IDEAS home Printed from
   My bibliography  Save this paper

The Income Sensitivity of GP Utilization: A Conceptual and Empirical Exploration Using the Northern Ireland Household Panel


  • McGregor, P.

    (University of Ulster)

  • McKee, P.

    (University of Ulster)

  • O'Neill, C.

    (University of Ulster)


There is a temptation for the debate on reducing GP utilization to employ terms such as ‘appropriate’ or ‘unnecessary’, terms that are in fact value-laden. The meaning of such terms is rarely defined explicitly, perhaps reflecting the lack of consensus on the nature of services that should be provided. For example, the social interaction afforded by a consultation may be construed as a legitimate and effective form of treatment in itself. By developing the standard utility maximizing framework this paper has sought to eschew such subjectivity. It has highlighted the role of the user as a rational and active decision maker rather than a feckless or passive recipient of a service conditionally supplied by a paternalistic authority. We have demonstrated the insights generated by using standard economic concepts such as income and opportunity cost. The conclusion that 16% of GP consultations are income sensitive is thus based upon aggregate consumer behaviour. This is distinct from the ex post assessments of practitioners employing a particular professional definition of “appropriate” that may legitimately vary perhaps reflecting pressures on the individual GP. We discuss a number of policy instruments that may be used to reduce utilisation tackle unnecessary visits. We maintain that a policy based on consumer behaviour is more likely to be successful than one based on professional prescription.

Suggested Citation

  • McGregor, P. & McKee, P. & O'Neill, C., 2003. "The Income Sensitivity of GP Utilization: A Conceptual and Empirical Exploration Using the Northern Ireland Household Panel," Papers HRBWP07, Economic and Social Research Institute (ESRI).
  • Handle: RePEc:esr:wpaper:hrb07
    Note: Published by ESRI, ISSC & University of Ulster

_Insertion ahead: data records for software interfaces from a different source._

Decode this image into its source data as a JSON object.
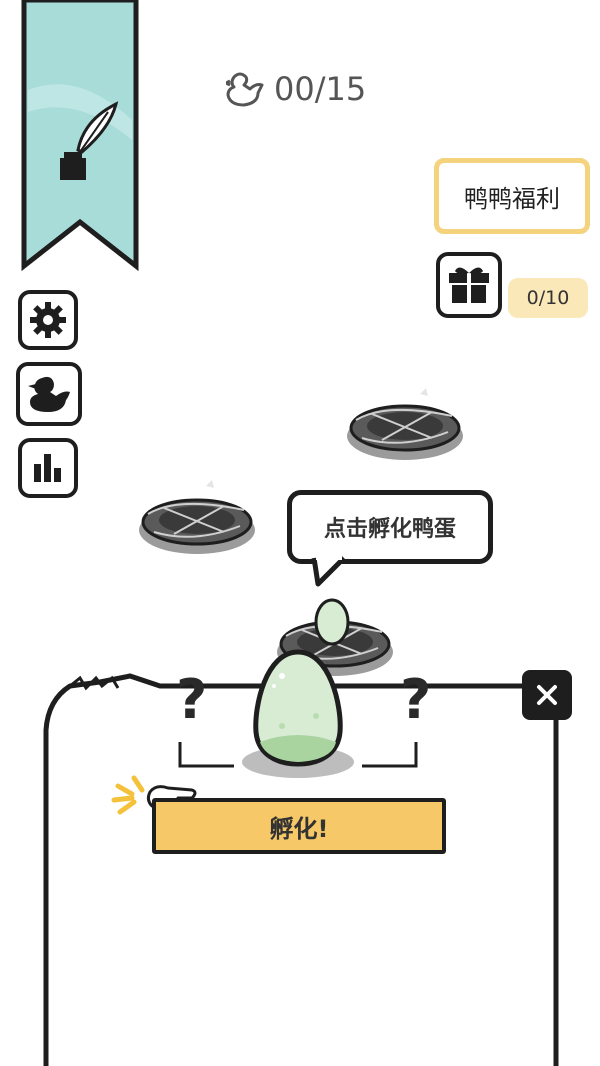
{
  "counter": {
    "icon": "duck-outline-icon",
    "value": "00/15"
  },
  "welfare": {
    "label": "鸭鸭福利"
  },
  "gift": {
    "icon": "gift-icon",
    "progress": "0/10"
  },
  "sidebar": {
    "banner_icon": "quill-inkpot-icon",
    "banner_color": "#a8dcd9",
    "buttons": [
      {
        "icon": "gear-icon"
      },
      {
        "icon": "duck-icon"
      },
      {
        "icon": "bar-chart-icon"
      }
    ]
  },
  "hint": {
    "text": "点击孵化鸭蛋"
  },
  "panel": {
    "unknown_left": "?",
    "unknown_right": "?",
    "egg_color": "#d7ecd3",
    "hatch_label": "孵化!",
    "close_icon": "close-icon"
  },
  "colors": {
    "accent_yellow": "#f7c867",
    "welfare_border": "#f4d27e",
    "ink": "#1e1e1e"
  }
}
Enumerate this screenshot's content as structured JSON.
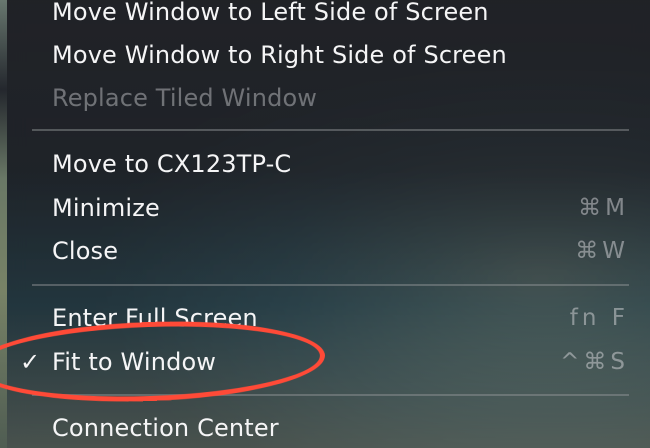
{
  "menu": {
    "items": [
      {
        "label": "Move Window to Left Side of Screen"
      },
      {
        "label": "Move Window to Right Side of Screen"
      },
      {
        "label": "Replace Tiled Window"
      },
      {
        "label": "Move to CX123TP-C"
      },
      {
        "label": "Minimize",
        "shortcut": "⌘M"
      },
      {
        "label": "Close",
        "shortcut": "⌘W"
      },
      {
        "label": "Enter Full Screen",
        "shortcut": "fn F"
      },
      {
        "label": "Fit to Window",
        "shortcut": "^⌘S",
        "checked": true,
        "check_mark": "✓"
      },
      {
        "label": "Connection Center"
      }
    ]
  },
  "annotation": {
    "color": "#ff4a37",
    "type": "ellipse"
  }
}
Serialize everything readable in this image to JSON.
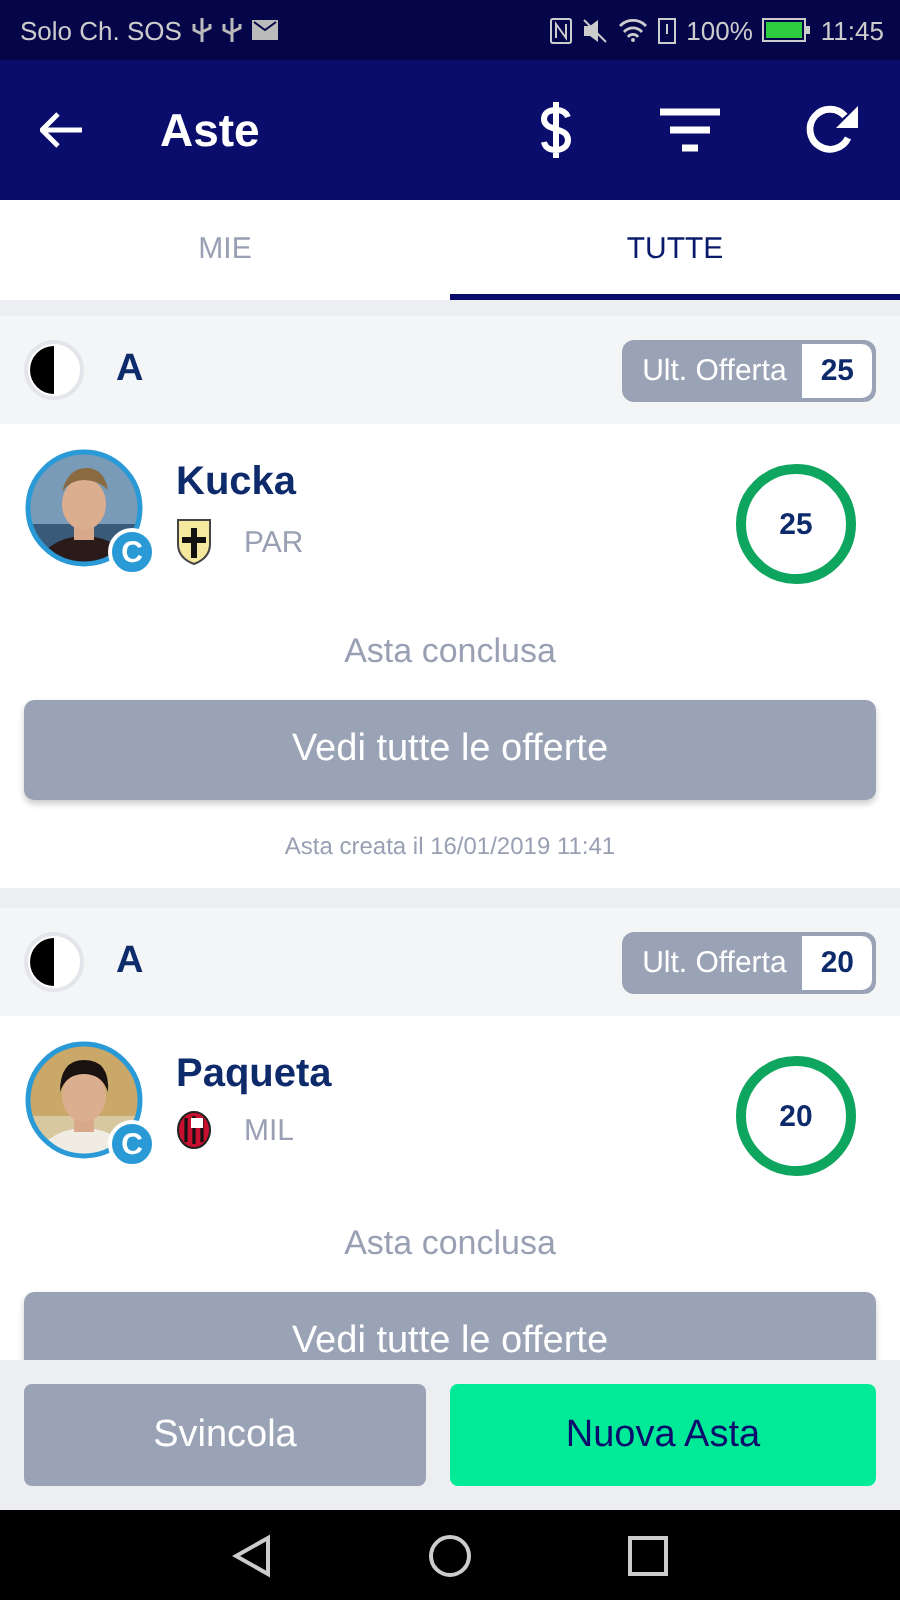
{
  "status_bar": {
    "carrier": "Solo Ch. SOS",
    "battery": "100%",
    "time": "11:45"
  },
  "app_bar": {
    "title": "Aste"
  },
  "tabs": [
    {
      "label": "MIE",
      "selected": false
    },
    {
      "label": "TUTTE",
      "selected": true
    }
  ],
  "auctions": [
    {
      "league": "A",
      "last_offer_label": "Ult. Offerta",
      "last_offer": "25",
      "player": {
        "name": "Kucka",
        "role": "C",
        "team": "PAR"
      },
      "bid": "25",
      "status": "Asta conclusa",
      "button": "Vedi tutte le offerte",
      "created": "Asta creata il 16/01/2019 11:41"
    },
    {
      "league": "A",
      "last_offer_label": "Ult. Offerta",
      "last_offer": "20",
      "player": {
        "name": "Paqueta",
        "role": "C",
        "team": "MIL"
      },
      "bid": "20",
      "status": "Asta conclusa",
      "button": "Vedi tutte le offerte"
    }
  ],
  "footer_buttons": [
    {
      "label": "Svincola",
      "kind": "secondary"
    },
    {
      "label": "Nuova Asta",
      "kind": "primary"
    }
  ]
}
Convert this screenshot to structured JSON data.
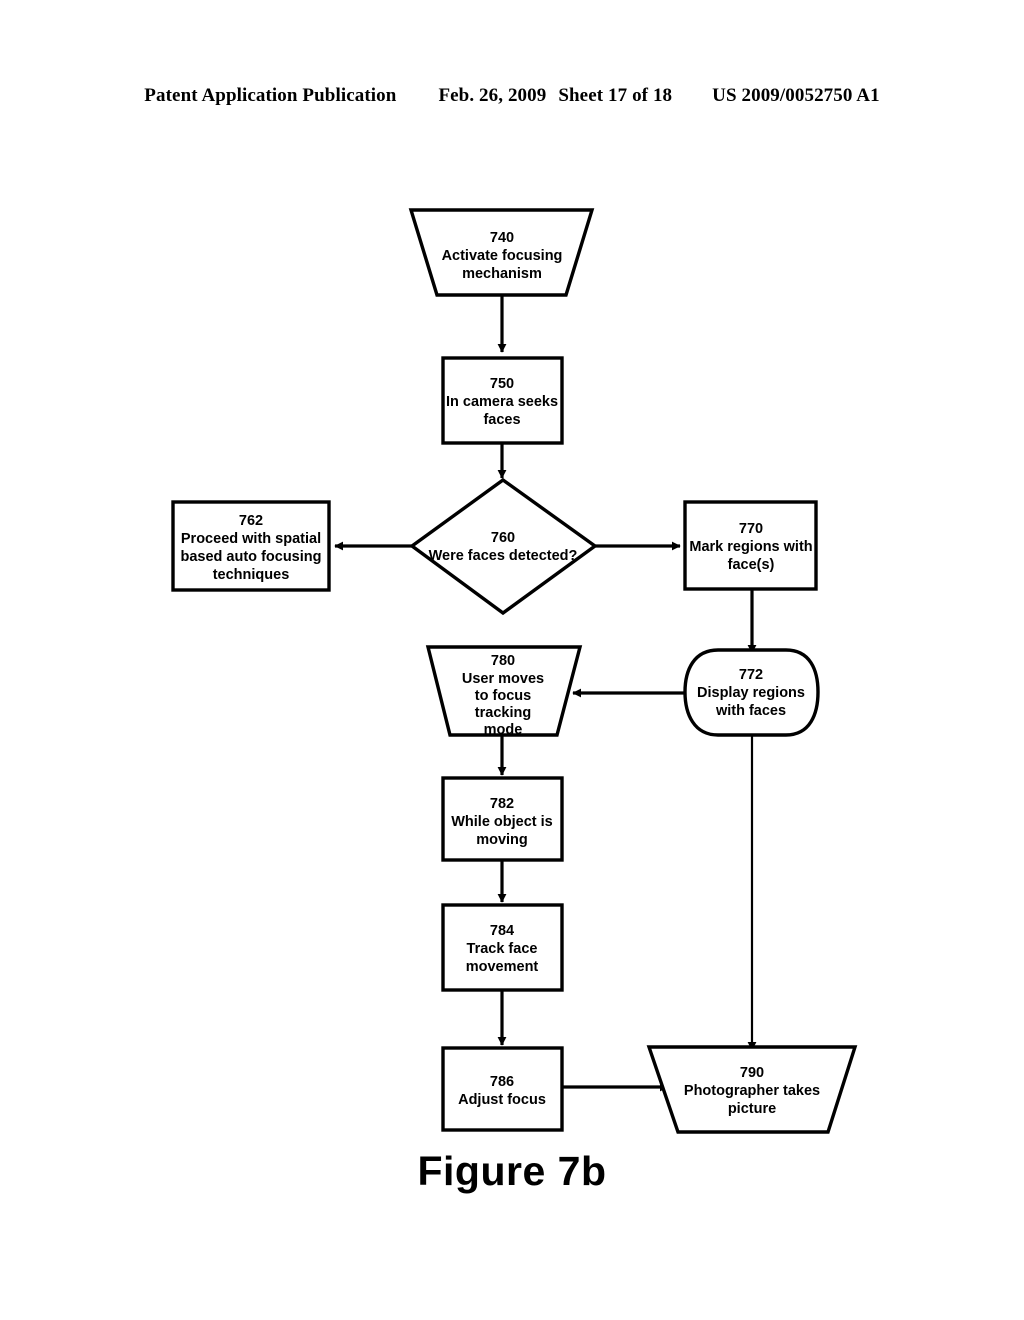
{
  "header": {
    "publication": "Patent Application Publication",
    "date": "Feb. 26, 2009",
    "sheet": "Sheet 17 of 18",
    "patent_number": "US 2009/0052750 A1"
  },
  "figure": {
    "caption": "Figure 7b"
  },
  "flowchart": {
    "nodes": [
      {
        "id": "740",
        "shape": "trapezoid-down",
        "number": "740",
        "lines": [
          "740",
          "Activate focusing",
          "mechanism"
        ]
      },
      {
        "id": "750",
        "shape": "rectangle",
        "number": "750",
        "lines": [
          "750",
          "In camera seeks",
          "faces"
        ]
      },
      {
        "id": "760",
        "shape": "diamond",
        "number": "760",
        "lines": [
          "760",
          "Were faces detected?"
        ]
      },
      {
        "id": "762",
        "shape": "rectangle",
        "number": "762",
        "lines": [
          "762",
          "Proceed with spatial",
          "based auto focusing",
          "techniques"
        ]
      },
      {
        "id": "770",
        "shape": "rectangle",
        "number": "770",
        "lines": [
          "770",
          "Mark regions with",
          "face(s)"
        ]
      },
      {
        "id": "772",
        "shape": "oval",
        "number": "772",
        "lines": [
          "772",
          "Display regions",
          "with faces"
        ]
      },
      {
        "id": "780",
        "shape": "trapezoid-down",
        "number": "780",
        "lines": [
          "780",
          "User moves",
          "to focus",
          "tracking",
          "mode"
        ]
      },
      {
        "id": "782",
        "shape": "rectangle",
        "number": "782",
        "lines": [
          "782",
          "While object is",
          "moving"
        ]
      },
      {
        "id": "784",
        "shape": "rectangle",
        "number": "784",
        "lines": [
          "784",
          "Track face",
          "movement"
        ]
      },
      {
        "id": "786",
        "shape": "rectangle",
        "number": "786",
        "lines": [
          "786",
          "Adjust focus"
        ]
      },
      {
        "id": "790",
        "shape": "trapezoid-down",
        "number": "790",
        "lines": [
          "790",
          "Photographer takes",
          "picture"
        ]
      }
    ],
    "edges": [
      {
        "from": "740",
        "to": "750",
        "direction": "down"
      },
      {
        "from": "750",
        "to": "760",
        "direction": "down"
      },
      {
        "from": "760",
        "to": "762",
        "direction": "left"
      },
      {
        "from": "760",
        "to": "770",
        "direction": "right"
      },
      {
        "from": "770",
        "to": "772",
        "direction": "down"
      },
      {
        "from": "772",
        "to": "780",
        "direction": "left"
      },
      {
        "from": "772",
        "to": "790",
        "direction": "down"
      },
      {
        "from": "780",
        "to": "782",
        "direction": "down"
      },
      {
        "from": "782",
        "to": "784",
        "direction": "down"
      },
      {
        "from": "784",
        "to": "786",
        "direction": "down"
      },
      {
        "from": "786",
        "to": "790",
        "direction": "right"
      }
    ]
  },
  "colors": {
    "ink": "#000000",
    "paper": "#ffffff"
  }
}
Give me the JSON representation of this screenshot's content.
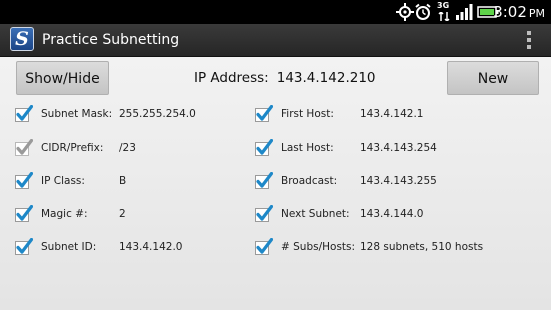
{
  "status_bar": {
    "time": "3:02",
    "time_suffix": "PM",
    "network_label": "3G"
  },
  "action_bar": {
    "logo_letter": "S",
    "title": "Practice Subnetting"
  },
  "toolbar": {
    "show_hide_label": "Show/Hide",
    "ip_label": "IP Address:",
    "ip_value": "143.4.142.210",
    "new_label": "New"
  },
  "fields": {
    "subnet_mask": {
      "label": "Subnet Mask:",
      "value": "255.255.254.0",
      "checked": true
    },
    "cidr_prefix": {
      "label": "CIDR/Prefix:",
      "value": "/23",
      "checked": true,
      "disabled": true
    },
    "ip_class": {
      "label": "IP Class:",
      "value": "B",
      "checked": true
    },
    "magic_number": {
      "label": "Magic #:",
      "value": "2",
      "checked": true
    },
    "subnet_id": {
      "label": "Subnet ID:",
      "value": "143.4.142.0",
      "checked": true
    },
    "first_host": {
      "label": "First Host:",
      "value": "143.4.142.1",
      "checked": true
    },
    "last_host": {
      "label": "Last Host:",
      "value": "143.4.143.254",
      "checked": true
    },
    "broadcast": {
      "label": "Broadcast:",
      "value": "143.4.143.255",
      "checked": true
    },
    "next_subnet": {
      "label": "Next Subnet:",
      "value": "143.4.144.0",
      "checked": true
    },
    "subs_hosts": {
      "label": "# Subs/Hosts:",
      "value": "128 subnets, 510 hosts",
      "checked": true
    }
  },
  "colors": {
    "check_active": "#1e88c8",
    "check_disabled": "#9a9a9a",
    "action_bar": "#2e2e2e",
    "logo_blue": "#2a5aa0"
  }
}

    Download full text from publisher

    To our knowledge, this item is not available for download. To find whether it is available, there are three options:
    1. Check below whether another version of this item is available online.
    2. Check on the provider's web page whether it is in fact available.
    3. Perform a search for a similarly titled item that would be available.

    References listed on IDEAS

    1. Nolan, Brian, 1993. "Economic incentives, health status and health services utilisation," Journal of Health Economics, Elsevier, vol. 12(2), pages 151-169, July.
    Full references (including those not matched with items on IDEAS)

    More about this item




    Access and download statistics


    All material on this site has been provided by the respective publishers and authors. You can help correct errors and omissions. When requesting a correction, please mention this item's handle: RePEc:esr:wpaper:hrb07. See general information about how to correct material in RePEc.

    For technical questions regarding this item, or to correct its authors, title, abstract, bibliographic or download information, contact: (Sarah Burns). General contact details of provider: .

    If you have authored this item and are not yet registered with RePEc, we encourage you to do it here. This allows to link your profile to this item. It also allows you to accept potential citations to this item that we are uncertain about.

    If CitEc recognized a reference but did not link an item in RePEc to it, you can help with this form .

    If you know of missing items citing this one, you can help us creating those links by adding the relevant references in the same way as above, for each refering item. If you are a registered author of this item, you may also want to check the "citations" tab in your RePEc Author Service profile, as there may be some citations waiting for confirmation.

    Please note that corrections may take a couple of weeks to filter through the various RePEc services.

    IDEAS is a RePEc service hosted by the Research Division of the Federal Reserve Bank of St. Louis . RePEc uses bibliographic data supplied by the respective publishers.